Chinese enterprises, some Fortune 500 companies, in recent years have shown a tendency to keep expanding the scope and footprint of their business in the US, Xia Xiang, economic and commercial counselor at the Chinese Consulate General in San Francisco, told the gathering. "We've seen a lot of investment injected into the real estate and high-tech sectors in California, especially the Bay Area."
Chinese companies are operating in a more organized and structured manner nowadays, said Xia, adding many explicitly position themselves as international, multibilliondollar companies that cherish their integrity and credibility. "I don't doubt their competence in terms of future global industry leadership and influence," he added. Although the number of Chinese investments in California is not the first in the overall amount in the nation, as Xia pointed out, "but we have the largest number of deals made in the Bay Area."
However, a majority of the Chinese enterprises operating in the US face business hurdles and cultural barriers, said Skip Whitney, executive vice-president and partner at Kidder Mathews, a US business property management firm.
"They need to work with the local professionals to help them better do business in the US," Whitney said, adding that in the past two months his company has helped nine Chinese enterprises that want to open offices in the Bay Area.
Chinese investment into the US has increased dramatically in the last decade, starting from less than $1 billion in 2008 to $14.1 billion last year, which was the first time that Chinese direct investment in the US surpassed its US counterpart investment in China. The structural shift is highly likely to continue, said the Asia Society, and it "will profoundly alter the economic balance between the two largest economies".
In the second quarter of this year, Chinese companies have spent $2.1 billion on 35 direct investment transactions in the US, according to the Rhodium Group, a consultancy that tracks Chinese overseas investments. The group also indicates that Chinese funding now is more likely to invest in travel, financial services and the entertainment industry.
In Asia Society's newest report released in April, High Tech: The Next Wave of Chinese Investment in America, researchers find that more and more Chinese companies are investing in a broad range of American technology sectors, ranging from automotive and information technology to machinery, aviation and medical devices. The report also indicates that California has "increasingly asserted itself as one of the most desirable locations for inbound Chinese investment".
Ben Chen, president of CEA, said his organization of about 180 members is busy with answering inquiries from interested Chinese enterprises and helping those who have already set a footprint in the US.

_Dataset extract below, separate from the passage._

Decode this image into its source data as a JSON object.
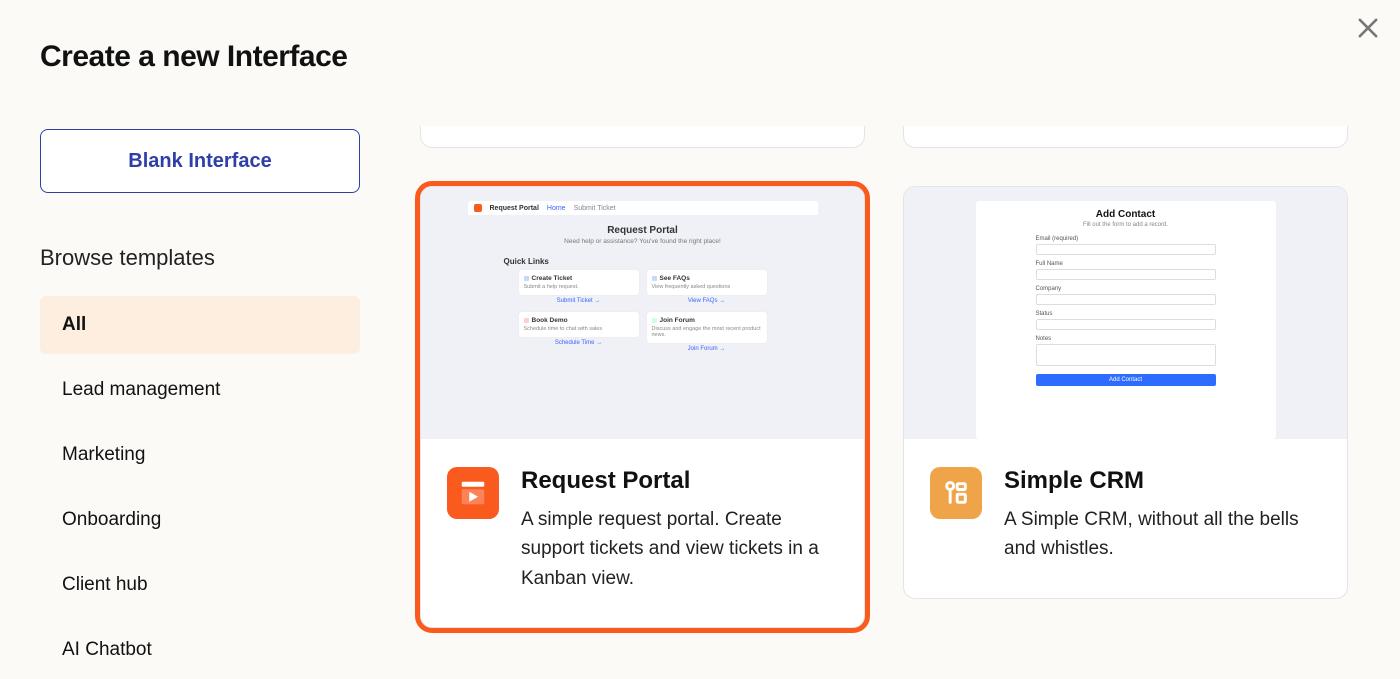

"Besides finding them a business property for an office, we also show them around among professionals here, including attorneys and tax experts to help them expedite the whole process," Chen said. "Either way, we feel our association can and should play a bigger role."
Wang Jingxi, general manager at Suning Commerce R&D Center USA, which was established last year by Chinese retailer Suning Commerce Group in Palo Alto, said he had a rough year trying to maneuver his company between the American business environment and his parent company's ambitious marketing goals.
"I spent a lot of time explaining differences in operation and management between the US and China, and trying to convince our senior management back in China that it might take longer than they expect to transform our research findings into products and generate profits," said Wang, adding he is introducing the establishment of co-labs with well-established US companies such as IBM and Oracle.
Meanwhile, Wang spares no effort in promoting his research center as a transparent and trustworthy partner to potential US partners. "In business talks with Safeway, I would take time to explain who we are and what we do, try to be as candid and sincere as I can," said Wang, adding that he believes US companies also need time to get to know each other and build mutual trust.
Arthur Wang, president of Zarsion America Inc, the division of Zarsion Holdings Group which committed $1.5 billion to building the Oakland-based Brooklyn Basin in 15 years and just completed two transactions with the Oakland city government, said new real estate companies from China should bear in mind that they have to operate by rules and laws, and don't risk their credibility by engaging in any legal breach.
"There are lot of differences in the US and China real estate market," said Wang. "You need to be very careful for each step you are going to take." Zhao Litao, deputy general manager of Air China's San Francisco office, said she would use the CEA as a platform to better serve member companies and share information. "Although competition in the aviation market is fierce, we believe as a united group we can benefit from a closer relationship with other Chinese companies operating in the US," Zhao said.